Brian Webster was born in Bournemouth on the 20th June 1939. After passing the 11-plus he attended Bournemouth Grammar. As well as playing rugby and football he enjoyed athletics and threw the discus for Hampshire. He learnt the piano at an early age and continued playing throughout his life.
He went up to Magdalen College Oxford to study Chemistry in 1958, spending his final year on a theoretical chemistry project with Professor Coulson in the Applied Mathematics department.
He married, Mary, in Bournemouth in 1961. After completing their degrees they sailed to Australia via Suez, under a Commonwealth Scholarship returning via the Panama Canal to Glasgow. Brian secured an assistant lecturer post at Glasgow University whilst he completed his PhD in theoretical chemistry with Professor Cruickshank. He was then appointed to a permanent lectureship at Glasgow University.
His four children, Bridget, Adrian, Sonia and Zuleika were born between 1964 and 1970.
At Glasgow University his area of research was theoretical chemistry. He was considered a superb lecturer, ranging from introductory chemistry courses to advanced bonding and quantum mechanics. His research students found his wide knowledge - within and outside chemistry - stimulating.
He was internationally known for his work on bonding, solvated electrons, muonium chemistry and other topics, attending and speaking at scientific meetings and conferences. He made visits to other universities including a short term professorship at the university of Paris. He wrote a large number of scientific papers. He co-edited the book Electron-solvent and anion-solvent interactions, published in 1976, which described the current state of research on solvated electrons. His book, Chemical Bonding Theory, was published in 1990, and was also translated into Japanese. Those involved in muonium chemistry owe Brian a debt for putting the subject on a firm footing with what must have been amongst the first - if not the first -computational backing: Born Oppenheimer checks, ab initio structure determinations of muonium-containing radicals etc. He is remembered too for his stentorian voice and inimitable chairmanship style! My own memory of Brian is of a generous and kind man, who was a wonderful source of humanistic support and intellectual succour, particularly to the young.

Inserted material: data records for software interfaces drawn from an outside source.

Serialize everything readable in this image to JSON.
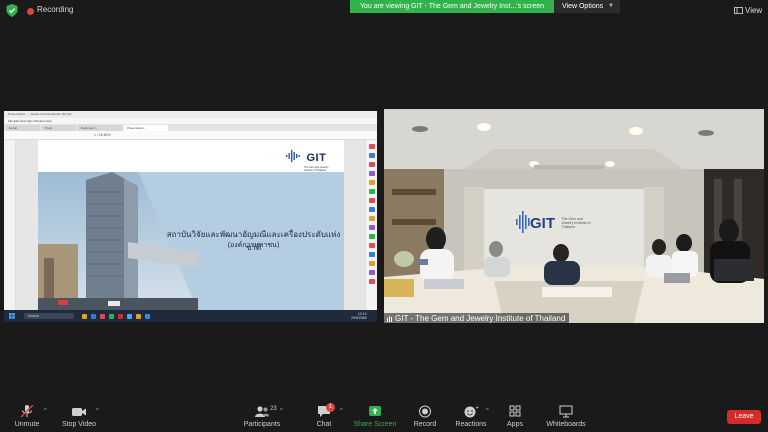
{
  "topbar": {
    "recording_label": "Recording",
    "share_banner": "You are viewing GIT - The Gem and Jewelry Inst...'s screen",
    "view_options_label": "View Options",
    "view_label": "View"
  },
  "shared_screen": {
    "pdf_window_title": "Presentation  ...  - Adobe Acrobat Reader (64-bit)",
    "pdf_menu": "File   Edit   View   Sign   Window   Help",
    "pdf_tabs": [
      "Home",
      "Tools",
      "Document ...",
      "Presentation..."
    ],
    "pdf_toolbar": "1  /  18      82%",
    "slide": {
      "logo_text": "GIT",
      "logo_subtitle": "The Gem and Jewelry Institute of Thailand",
      "thai_title": "สถาบันวิจัยและพัฒนาอัญมณีและเครื่องประดับแห่งชาติ",
      "thai_subtitle": "(องค์การมหาชน)"
    },
    "taskbar": {
      "search_label": "Search",
      "clock_time": "10:14",
      "clock_date": "29/9/2566"
    }
  },
  "camera": {
    "participant_name": "GIT - The Gem and Jewelry Institute of Thailand",
    "wall_logo_text": "GIT",
    "wall_logo_subtitle": "The Gem and Jewelry Institute of Thailand"
  },
  "toolbar": {
    "unmute_label": "Unmute",
    "stop_video_label": "Stop Video",
    "participants_label": "Participants",
    "participants_count": "23",
    "chat_label": "Chat",
    "chat_badge": "1",
    "share_screen_label": "Share Screen",
    "record_label": "Record",
    "reactions_label": "Reactions",
    "apps_label": "Apps",
    "whiteboards_label": "Whiteboards",
    "leave_label": "Leave"
  },
  "colors": {
    "accent_green": "#2fb34a",
    "leave_red": "#d52b2b",
    "background": "#1a1a1a"
  }
}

In Autumn 2000 he retired and was designated an Honorary Research Fellow and continued pursuing his own research from home including academic writing.
His wide range of interests including music - he played the piano, the clarsach harp and had an appreciation and knowledge of both classical and modern music. He was widely versed in painting, sculpture and literature. He loved walking, both in Scotland and the Alps, and mountain biking in the Highlands. He enjoyed gardening with a love of flowers both in his own garden, and in gardens throughout Europe.
He died on 17 October 2008 and is survived by his wife, Mary, his four children and five grandchildren.